Data entries:
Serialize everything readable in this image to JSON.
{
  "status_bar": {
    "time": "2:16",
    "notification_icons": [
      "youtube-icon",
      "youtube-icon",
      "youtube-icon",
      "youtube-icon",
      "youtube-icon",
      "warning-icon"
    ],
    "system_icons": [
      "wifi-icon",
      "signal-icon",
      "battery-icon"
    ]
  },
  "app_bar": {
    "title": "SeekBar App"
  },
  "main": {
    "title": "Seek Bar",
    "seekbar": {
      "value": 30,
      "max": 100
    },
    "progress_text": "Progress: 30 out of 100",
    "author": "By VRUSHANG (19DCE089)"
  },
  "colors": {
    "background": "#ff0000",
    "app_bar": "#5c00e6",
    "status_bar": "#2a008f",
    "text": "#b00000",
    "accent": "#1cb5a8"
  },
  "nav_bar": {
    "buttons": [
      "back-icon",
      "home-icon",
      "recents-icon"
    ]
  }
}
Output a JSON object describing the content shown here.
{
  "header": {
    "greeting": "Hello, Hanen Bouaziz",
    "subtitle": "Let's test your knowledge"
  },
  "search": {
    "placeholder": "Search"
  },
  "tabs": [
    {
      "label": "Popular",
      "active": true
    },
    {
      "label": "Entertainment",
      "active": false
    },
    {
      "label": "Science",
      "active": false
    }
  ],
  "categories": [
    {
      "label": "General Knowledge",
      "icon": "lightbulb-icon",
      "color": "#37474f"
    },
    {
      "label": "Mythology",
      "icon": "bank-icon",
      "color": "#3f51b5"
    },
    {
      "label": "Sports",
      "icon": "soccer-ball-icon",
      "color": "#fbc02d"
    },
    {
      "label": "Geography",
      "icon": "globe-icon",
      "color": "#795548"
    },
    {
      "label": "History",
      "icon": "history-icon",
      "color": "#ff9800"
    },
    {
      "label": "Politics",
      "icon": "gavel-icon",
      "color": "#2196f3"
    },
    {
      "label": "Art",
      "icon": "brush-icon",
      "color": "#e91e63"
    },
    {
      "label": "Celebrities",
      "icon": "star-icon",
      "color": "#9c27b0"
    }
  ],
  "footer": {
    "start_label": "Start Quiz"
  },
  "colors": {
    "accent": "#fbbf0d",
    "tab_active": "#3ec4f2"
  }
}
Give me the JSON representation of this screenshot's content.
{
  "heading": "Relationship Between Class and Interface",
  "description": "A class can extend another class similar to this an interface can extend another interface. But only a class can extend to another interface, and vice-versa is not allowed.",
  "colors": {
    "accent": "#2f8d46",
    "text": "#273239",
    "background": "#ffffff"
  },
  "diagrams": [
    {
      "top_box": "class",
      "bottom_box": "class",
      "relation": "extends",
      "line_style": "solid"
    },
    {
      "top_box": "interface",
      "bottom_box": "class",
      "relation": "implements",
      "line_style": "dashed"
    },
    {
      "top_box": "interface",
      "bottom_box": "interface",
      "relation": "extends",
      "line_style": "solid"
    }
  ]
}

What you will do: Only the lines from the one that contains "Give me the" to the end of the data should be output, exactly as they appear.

Solution to the problem:
Give me the JSON representation of this screenshot's content.
{
  "heading": "Relationship Between Class and Interface",
  "description": "A class can extend another class similar to this an interface can extend another interface. But only a class can extend to another interface, and vice-versa is not allowed.",
  "colors": {
    "accent": "#2f8d46",
    "text": "#273239",
    "background": "#ffffff"
  },
  "diagrams": [
    {
      "top_box": "class",
      "bottom_box": "class",
      "relation": "extends",
      "line_style": "solid"
    },
    {
      "top_box": "interface",
      "bottom_box": "class",
      "relation": "implements",
      "line_style": "dashed"
    },
    {
      "top_box": "interface",
      "bottom_box": "interface",
      "relation": "extends",
      "line_style": "solid"
    }
  ]
}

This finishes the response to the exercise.